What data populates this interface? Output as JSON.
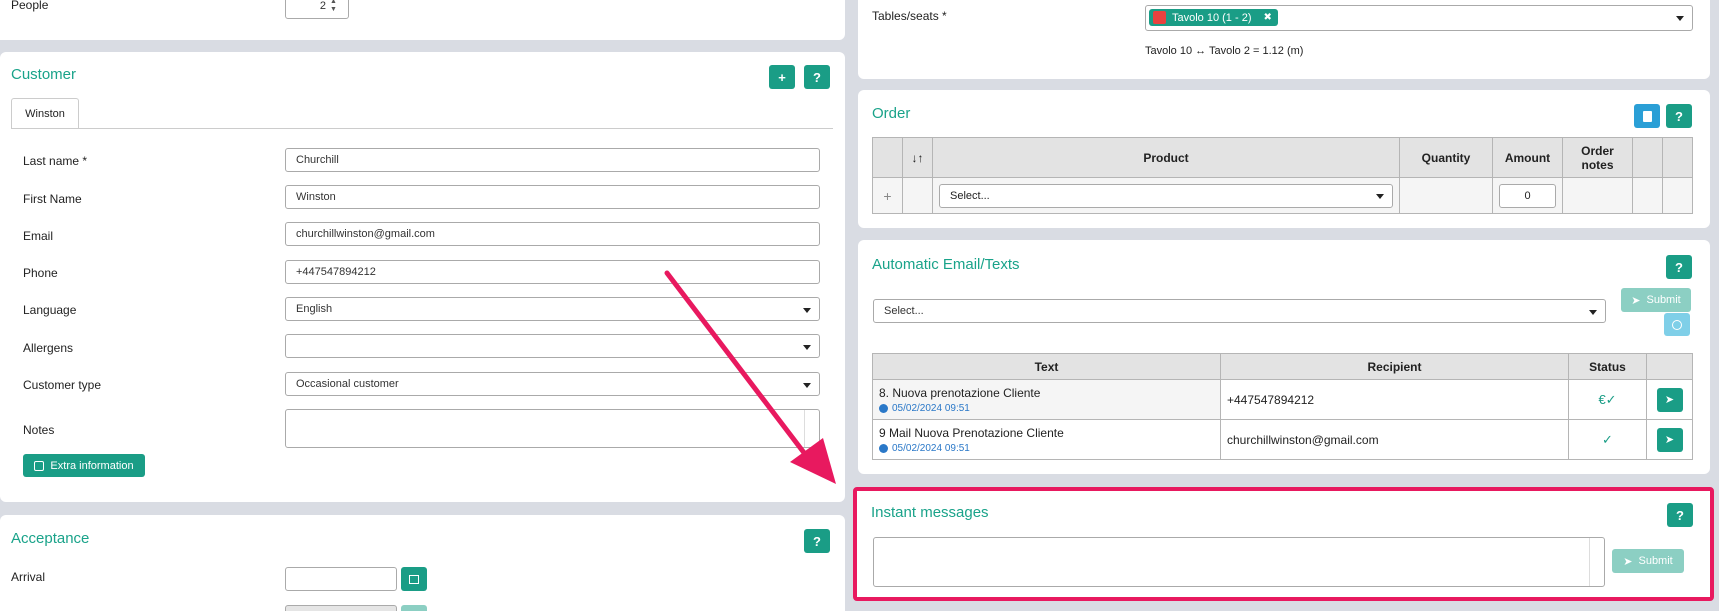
{
  "people": {
    "label": "People",
    "value": "2"
  },
  "customer": {
    "title": "Customer",
    "add_icon": "+",
    "help_icon": "?",
    "tab": "Winston",
    "fields": {
      "last_name": {
        "label": "Last name",
        "required": "*",
        "value": "Churchill"
      },
      "first_name": {
        "label": "First Name",
        "value": "Winston"
      },
      "email": {
        "label": "Email",
        "value": "churchillwinston@gmail.com"
      },
      "phone": {
        "label": "Phone",
        "value": "+447547894212"
      },
      "language": {
        "label": "Language",
        "value": "English"
      },
      "allergens": {
        "label": "Allergens",
        "value": ""
      },
      "customer_type": {
        "label": "Customer type",
        "value": "Occasional customer"
      },
      "notes": {
        "label": "Notes",
        "value": ""
      }
    },
    "extra_info_label": "Extra information"
  },
  "acceptance": {
    "title": "Acceptance",
    "help_icon": "?",
    "arrival_label": "Arrival",
    "arrival_value": ""
  },
  "tables": {
    "label": "Tables/seats",
    "required": "*",
    "chip_label": "Tavolo 10 (1 - 2)",
    "chip_remove": "✖",
    "distance_info": "Tavolo 10 ↔ Tavolo 2 = 1.12 (m)"
  },
  "order": {
    "title": "Order",
    "help_icon": "?",
    "columns": [
      "",
      "↓↑",
      "Product",
      "Quantity",
      "Amount",
      "Order notes",
      "",
      ""
    ],
    "row": {
      "add": "+",
      "product_placeholder": "Select...",
      "amount": "0"
    }
  },
  "auto_email": {
    "title": "Automatic Email/Texts",
    "help_icon": "?",
    "select_placeholder": "Select...",
    "submit_label": "Submit",
    "columns": [
      "Text",
      "Recipient",
      "Status",
      ""
    ],
    "rows": [
      {
        "text": "8. Nuova prenotazione Cliente",
        "time": "05/02/2024 09:51",
        "recipient": "+447547894212",
        "status": "€✓"
      },
      {
        "text": "9 Mail Nuova Prenotazione Cliente",
        "time": "05/02/2024 09:51",
        "recipient": "churchillwinston@gmail.com",
        "status": "✓"
      }
    ]
  },
  "instant": {
    "title": "Instant messages",
    "help_icon": "?",
    "message_value": "",
    "submit_label": "Submit"
  },
  "colors": {
    "accent": "#1a9d86",
    "highlight": "#e8195f",
    "disabled": "#8ccfc3"
  }
}
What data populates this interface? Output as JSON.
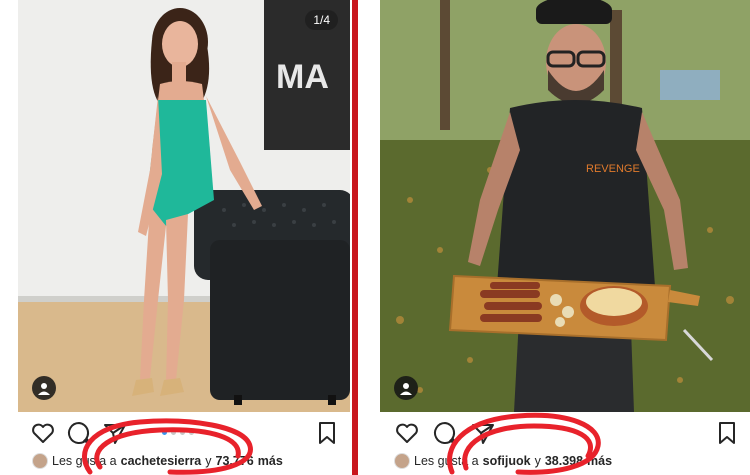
{
  "posts": [
    {
      "image_counter": "1/4",
      "wall_sign": "MA",
      "likes": {
        "prefix": "Les gusta a",
        "user": "cachetesierra",
        "connector": "y",
        "count": "73.776",
        "suffix": "más"
      }
    },
    {
      "shirt_text": "REVENGE",
      "likes": {
        "prefix": "Les gusta a",
        "user": "sofijuok",
        "connector": "y",
        "count": "38.398",
        "suffix": "más"
      }
    }
  ],
  "colors": {
    "divider": "#c9171e",
    "scribble": "#e8222b",
    "dress": "#1fb89a",
    "sofa": "#1f2224",
    "grass": "#5b6a2e",
    "board": "#c98a3c",
    "dot_active": "#3897f0"
  },
  "icons": [
    "heart-icon",
    "comment-icon",
    "share-icon",
    "bookmark-icon",
    "user-tag-icon"
  ]
}
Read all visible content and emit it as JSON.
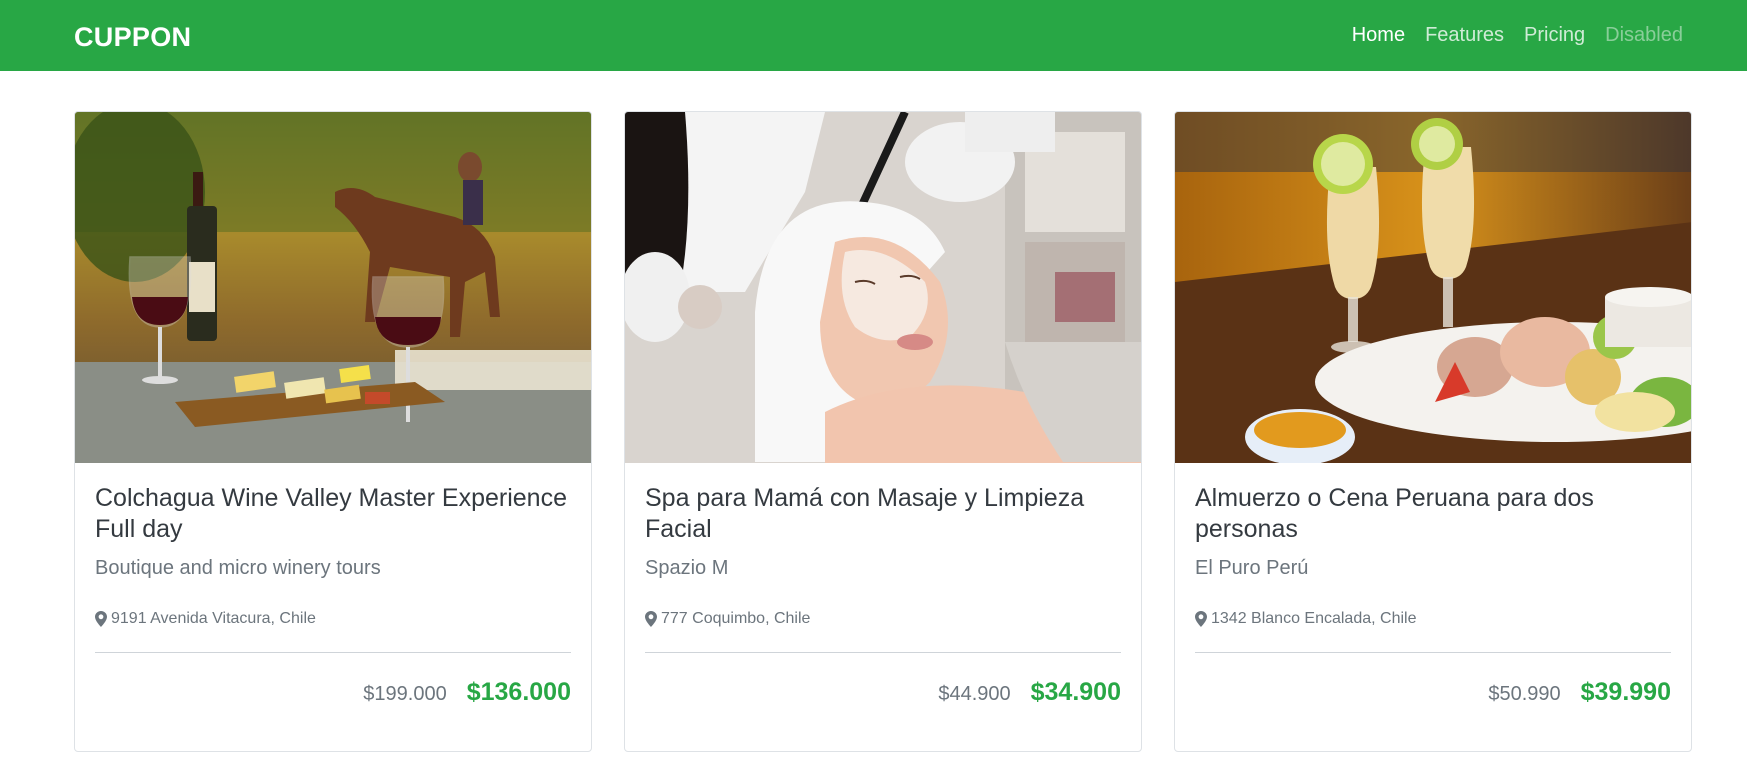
{
  "navbar": {
    "brand": "CUPPON",
    "links": [
      {
        "label": "Home"
      },
      {
        "label": "Features"
      },
      {
        "label": "Pricing"
      },
      {
        "label": "Disabled"
      }
    ],
    "color": "#28a745"
  },
  "cards": [
    {
      "title": "Colchagua Wine Valley Master Experience Full day",
      "subtitle": "Boutique and micro winery tours",
      "address": "9191 Avenida Vitacura, Chile",
      "old_price": "$199.000",
      "new_price": "$136.000",
      "image": "wine-horse-photo"
    },
    {
      "title": "Spa para Mamá con Masaje y Limpieza Facial",
      "subtitle": "Spazio M",
      "address": "777 Coquimbo, Chile",
      "old_price": "$44.900",
      "new_price": "$34.900",
      "image": "spa-facial-photo"
    },
    {
      "title": "Almuerzo o Cena Peruana para dos personas",
      "subtitle": "El Puro Perú",
      "address": "1342 Blanco Encalada, Chile",
      "old_price": "$50.990",
      "new_price": "$39.990",
      "image": "peruvian-food-photo"
    }
  ]
}
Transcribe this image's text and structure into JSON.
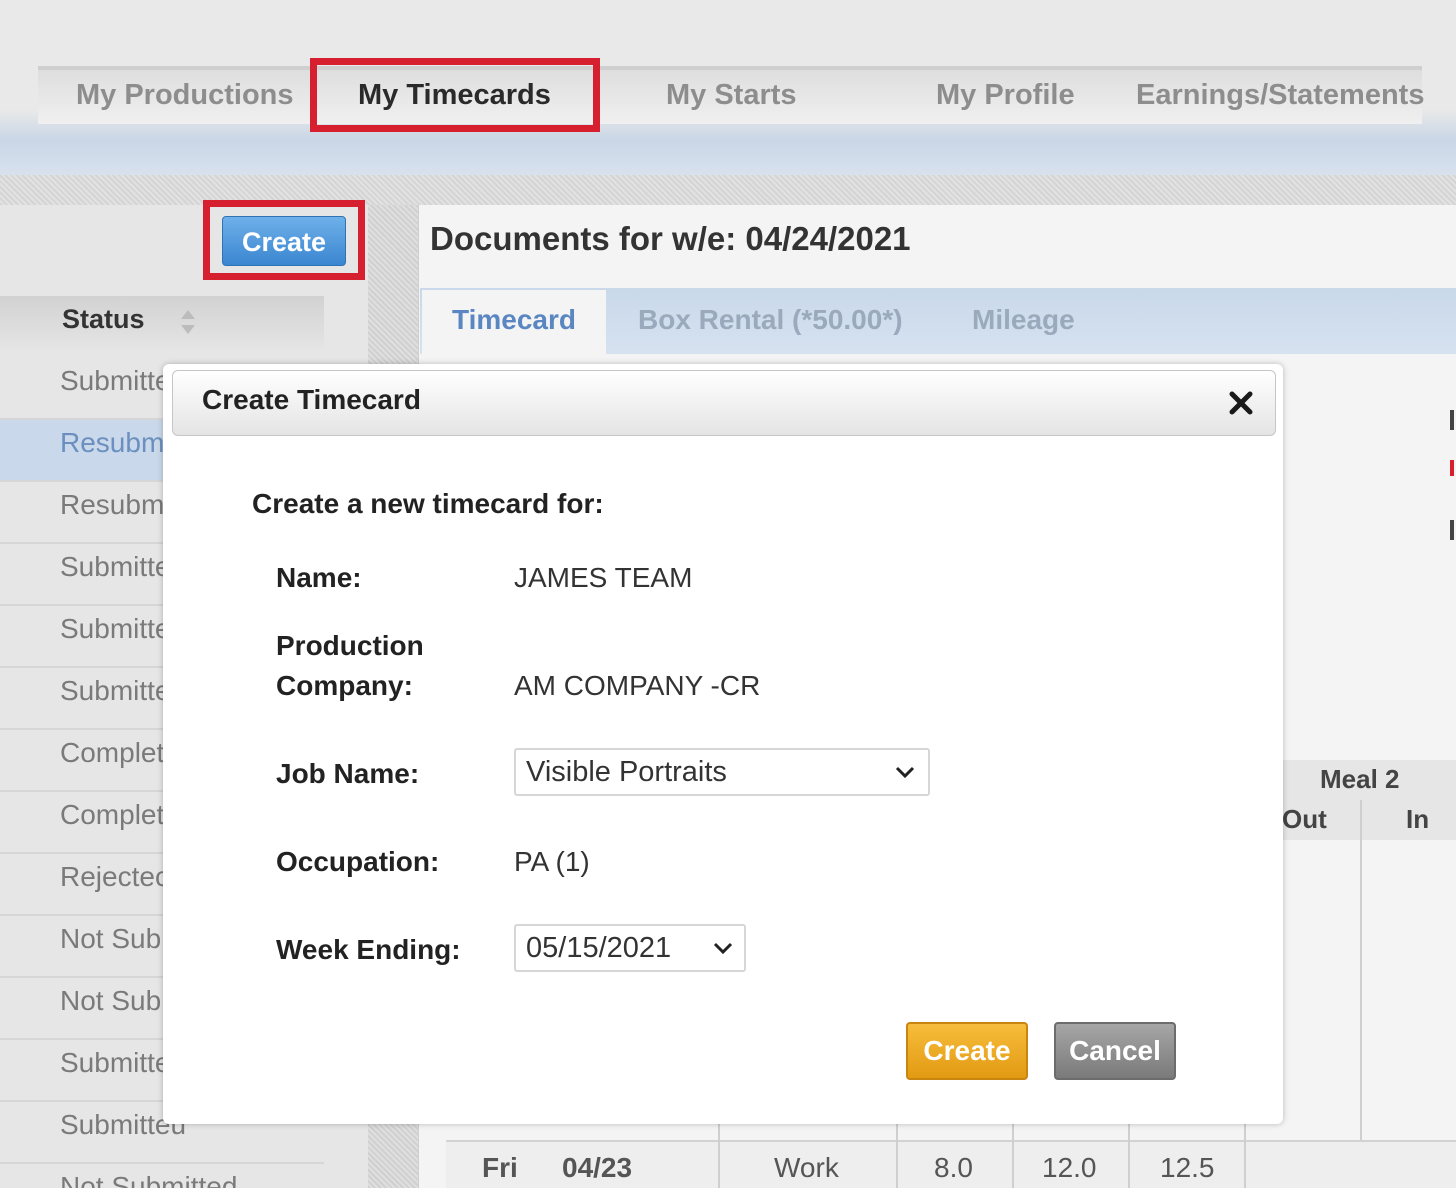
{
  "nav": {
    "tabs": [
      "My Productions",
      "My Timecards",
      "My Starts",
      "My Profile",
      "Earnings/Statements"
    ],
    "active": "My Timecards"
  },
  "sidebar": {
    "create_label": "Create",
    "status_header": "Status",
    "rows": [
      "Submitte",
      "Resubm",
      "Resubm",
      "Submitte",
      "Submitte",
      "Submitte",
      "Complet",
      "Complet",
      "Rejectec",
      "Not Sub",
      "Not Sub",
      "Submitte",
      "Submitteu",
      "Not Submitted"
    ]
  },
  "documents": {
    "title": "Documents for w/e: 04/24/2021",
    "tabs": [
      "Timecard",
      "Box Rental (*50.00*)",
      "Mileage"
    ]
  },
  "grid": {
    "meal_header": "Meal 2",
    "out_label": "Out",
    "in_label": "In",
    "bottom_row": {
      "day": "Fri",
      "date": "04/23",
      "type": "Work",
      "v1": "8.0",
      "v2": "12.0",
      "v3": "12.5"
    }
  },
  "modal": {
    "title": "Create Timecard",
    "lead": "Create a new timecard for:",
    "name_label": "Name:",
    "name_value": "JAMES TEAM",
    "company_label_1": "Production",
    "company_label_2": "Company:",
    "company_value": "AM COMPANY -CR",
    "job_label": "Job Name:",
    "job_value": "Visible Portraits",
    "occupation_label": "Occupation:",
    "occupation_value": "PA (1)",
    "week_label": "Week Ending:",
    "week_value": "05/15/2021",
    "create_label": "Create",
    "cancel_label": "Cancel"
  },
  "colors": {
    "highlight": "#d6202f",
    "create_orange": "#e29a12",
    "create_blue": "#3a86d0",
    "link_blue": "#5a87c2"
  },
  "icons": [
    "sort-icon",
    "close-icon",
    "chevron-down-icon"
  ]
}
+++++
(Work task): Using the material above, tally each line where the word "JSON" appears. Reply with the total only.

(Your response): 4